[WHAT TO WORK ON] Find how many lines in the entries below carry the word "screenshot" and answer with only that figure.

[[ AVAILABLE RECORDS, beginning ]]

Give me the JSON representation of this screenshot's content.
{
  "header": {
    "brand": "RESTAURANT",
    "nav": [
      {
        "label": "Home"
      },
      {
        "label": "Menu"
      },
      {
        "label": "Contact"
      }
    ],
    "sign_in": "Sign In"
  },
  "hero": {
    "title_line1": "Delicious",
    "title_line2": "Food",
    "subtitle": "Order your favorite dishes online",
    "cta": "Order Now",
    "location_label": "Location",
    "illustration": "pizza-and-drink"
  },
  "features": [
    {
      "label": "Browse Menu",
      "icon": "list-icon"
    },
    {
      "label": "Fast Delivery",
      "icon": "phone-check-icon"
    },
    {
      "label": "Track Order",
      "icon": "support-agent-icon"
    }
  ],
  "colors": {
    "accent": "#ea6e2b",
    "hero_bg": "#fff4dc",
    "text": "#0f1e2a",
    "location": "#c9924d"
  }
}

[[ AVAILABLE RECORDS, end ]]
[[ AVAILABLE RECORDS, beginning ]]

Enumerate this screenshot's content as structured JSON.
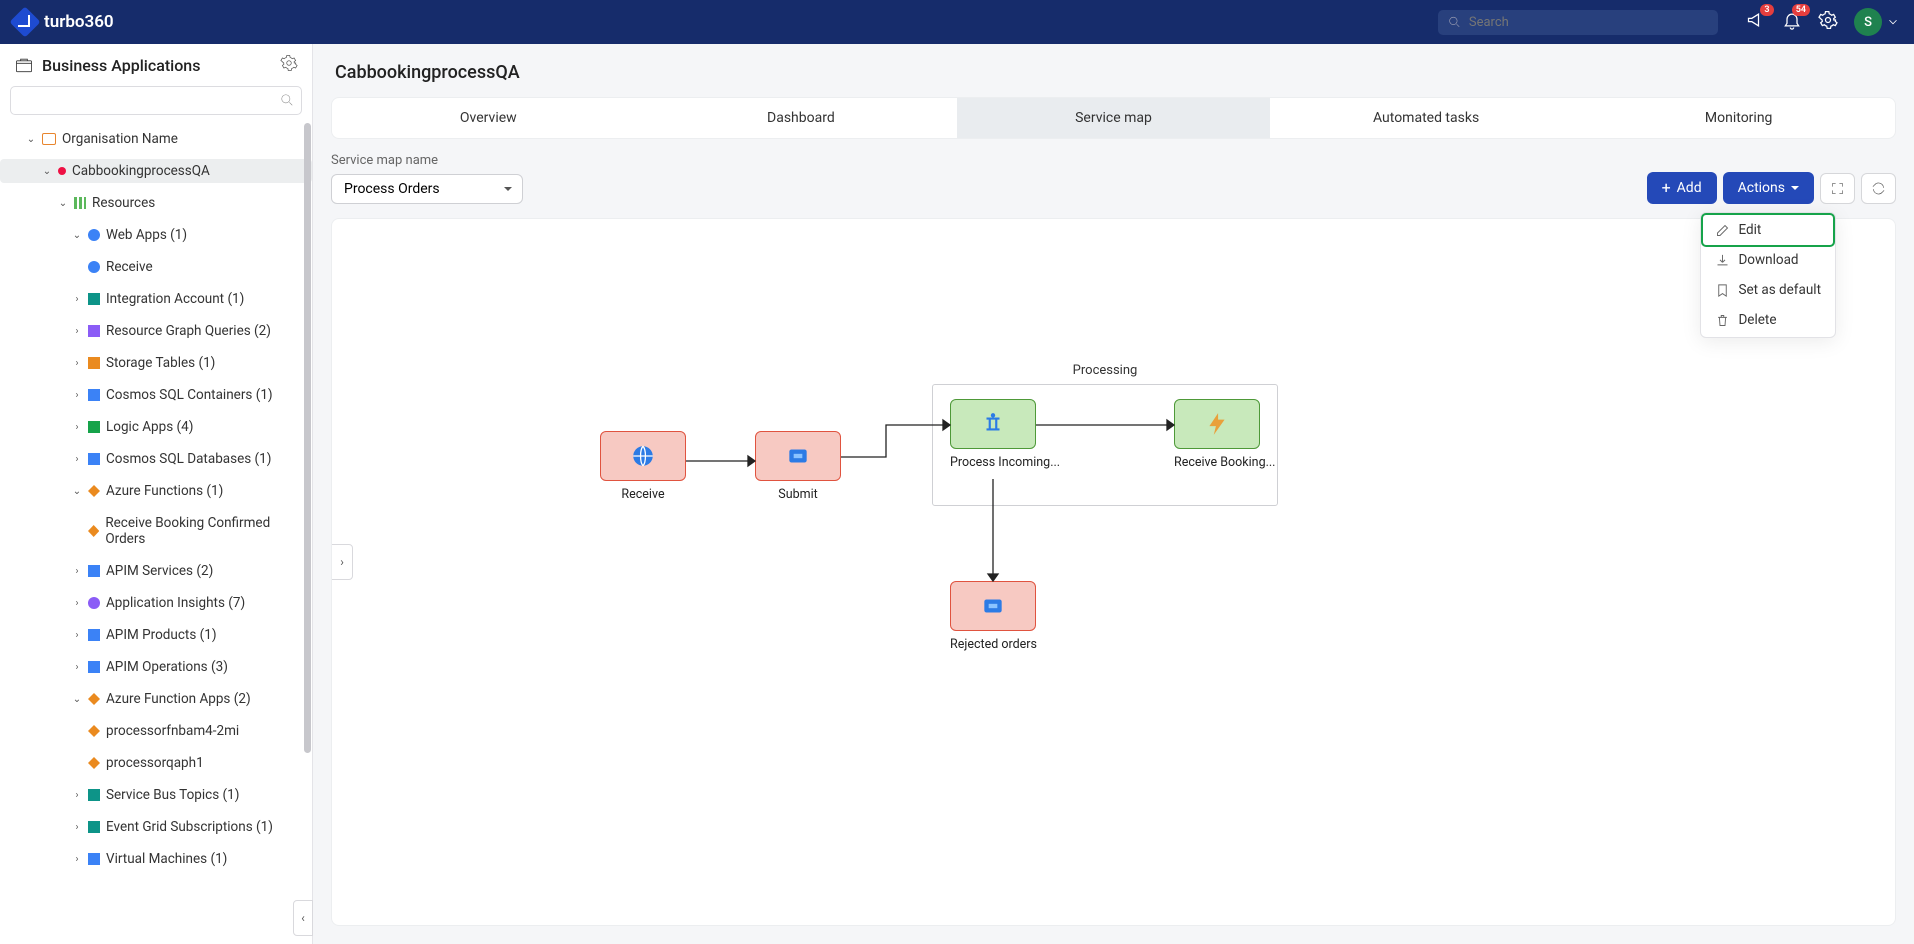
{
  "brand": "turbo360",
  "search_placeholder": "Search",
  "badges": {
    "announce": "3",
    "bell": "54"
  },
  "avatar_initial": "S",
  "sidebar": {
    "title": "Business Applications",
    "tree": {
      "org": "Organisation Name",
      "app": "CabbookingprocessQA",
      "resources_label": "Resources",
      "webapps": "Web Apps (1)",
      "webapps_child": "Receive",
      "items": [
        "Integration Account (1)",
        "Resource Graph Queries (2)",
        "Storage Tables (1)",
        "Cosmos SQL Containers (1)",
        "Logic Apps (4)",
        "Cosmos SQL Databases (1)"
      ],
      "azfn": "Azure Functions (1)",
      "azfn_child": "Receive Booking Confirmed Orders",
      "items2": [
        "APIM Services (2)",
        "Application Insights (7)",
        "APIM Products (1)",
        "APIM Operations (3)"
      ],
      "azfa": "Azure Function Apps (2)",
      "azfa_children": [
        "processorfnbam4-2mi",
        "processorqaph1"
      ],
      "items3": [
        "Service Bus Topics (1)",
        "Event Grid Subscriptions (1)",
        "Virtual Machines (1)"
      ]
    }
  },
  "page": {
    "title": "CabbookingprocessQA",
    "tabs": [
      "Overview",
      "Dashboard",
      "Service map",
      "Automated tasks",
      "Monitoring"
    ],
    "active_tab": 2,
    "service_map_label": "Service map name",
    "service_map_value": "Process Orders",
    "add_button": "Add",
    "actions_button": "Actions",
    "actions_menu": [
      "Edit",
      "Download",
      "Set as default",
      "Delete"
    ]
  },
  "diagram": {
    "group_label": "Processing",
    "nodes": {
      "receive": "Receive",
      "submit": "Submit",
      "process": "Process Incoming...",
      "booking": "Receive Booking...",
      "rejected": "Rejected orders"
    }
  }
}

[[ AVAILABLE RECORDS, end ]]

[ANSWER BOX] 2